● **Instructions for the task**:
Look for "active" in each line of the records, and copy the lines that have it.

Dataset excerpts:

────────

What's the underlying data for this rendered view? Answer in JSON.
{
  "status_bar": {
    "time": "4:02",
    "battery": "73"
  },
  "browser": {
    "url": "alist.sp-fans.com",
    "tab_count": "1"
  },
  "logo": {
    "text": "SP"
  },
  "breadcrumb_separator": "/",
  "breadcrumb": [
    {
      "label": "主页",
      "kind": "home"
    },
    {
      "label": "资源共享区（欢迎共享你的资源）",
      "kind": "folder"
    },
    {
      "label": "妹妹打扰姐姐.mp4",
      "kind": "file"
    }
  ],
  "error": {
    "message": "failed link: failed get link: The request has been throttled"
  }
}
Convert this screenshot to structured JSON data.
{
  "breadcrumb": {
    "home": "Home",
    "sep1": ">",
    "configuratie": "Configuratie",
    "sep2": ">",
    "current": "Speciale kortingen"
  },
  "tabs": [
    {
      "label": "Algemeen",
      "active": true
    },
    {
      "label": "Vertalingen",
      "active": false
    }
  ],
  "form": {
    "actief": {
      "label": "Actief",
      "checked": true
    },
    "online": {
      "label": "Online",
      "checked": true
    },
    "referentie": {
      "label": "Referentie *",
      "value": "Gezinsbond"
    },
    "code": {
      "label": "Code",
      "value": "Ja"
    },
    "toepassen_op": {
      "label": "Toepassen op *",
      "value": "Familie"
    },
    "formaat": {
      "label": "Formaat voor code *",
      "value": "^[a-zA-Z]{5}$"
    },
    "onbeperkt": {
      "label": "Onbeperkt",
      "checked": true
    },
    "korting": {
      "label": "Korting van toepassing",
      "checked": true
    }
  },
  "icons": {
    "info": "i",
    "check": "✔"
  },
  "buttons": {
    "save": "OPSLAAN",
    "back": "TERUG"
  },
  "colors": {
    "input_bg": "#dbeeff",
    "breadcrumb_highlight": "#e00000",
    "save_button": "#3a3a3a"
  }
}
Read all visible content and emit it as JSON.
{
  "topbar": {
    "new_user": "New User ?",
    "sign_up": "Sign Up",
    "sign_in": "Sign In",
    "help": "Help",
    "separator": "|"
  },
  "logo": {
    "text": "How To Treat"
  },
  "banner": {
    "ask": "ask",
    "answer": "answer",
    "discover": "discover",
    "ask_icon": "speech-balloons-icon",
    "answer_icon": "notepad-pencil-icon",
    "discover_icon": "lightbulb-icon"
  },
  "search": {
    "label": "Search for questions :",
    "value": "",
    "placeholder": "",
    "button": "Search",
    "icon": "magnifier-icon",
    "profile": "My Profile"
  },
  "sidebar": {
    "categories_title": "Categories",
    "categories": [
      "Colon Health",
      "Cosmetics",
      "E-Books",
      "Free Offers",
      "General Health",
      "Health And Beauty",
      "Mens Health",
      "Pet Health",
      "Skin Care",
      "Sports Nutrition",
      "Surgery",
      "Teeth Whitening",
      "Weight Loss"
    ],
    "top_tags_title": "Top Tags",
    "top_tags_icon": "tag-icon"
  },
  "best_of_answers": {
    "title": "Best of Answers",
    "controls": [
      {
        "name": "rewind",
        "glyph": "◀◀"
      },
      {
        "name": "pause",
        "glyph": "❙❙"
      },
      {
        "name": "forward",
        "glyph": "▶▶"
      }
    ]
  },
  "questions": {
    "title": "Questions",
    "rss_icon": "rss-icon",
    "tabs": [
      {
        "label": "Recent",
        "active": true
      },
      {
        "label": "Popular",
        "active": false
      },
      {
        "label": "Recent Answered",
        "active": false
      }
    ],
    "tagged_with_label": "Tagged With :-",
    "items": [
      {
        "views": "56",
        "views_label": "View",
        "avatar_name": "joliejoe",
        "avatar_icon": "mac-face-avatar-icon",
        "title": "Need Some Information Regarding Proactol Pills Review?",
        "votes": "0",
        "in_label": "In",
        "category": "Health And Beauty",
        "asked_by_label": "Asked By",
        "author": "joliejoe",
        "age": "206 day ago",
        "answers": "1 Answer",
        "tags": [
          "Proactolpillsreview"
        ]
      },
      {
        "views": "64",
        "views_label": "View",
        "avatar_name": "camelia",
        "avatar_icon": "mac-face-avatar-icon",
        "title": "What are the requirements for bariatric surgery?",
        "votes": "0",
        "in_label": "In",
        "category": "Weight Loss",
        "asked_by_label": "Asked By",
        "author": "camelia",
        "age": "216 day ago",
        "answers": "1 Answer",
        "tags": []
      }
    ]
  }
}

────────

● **Solved problem**:
      "active": true
      "active": false
        "active": true
        "active": false
        "active": false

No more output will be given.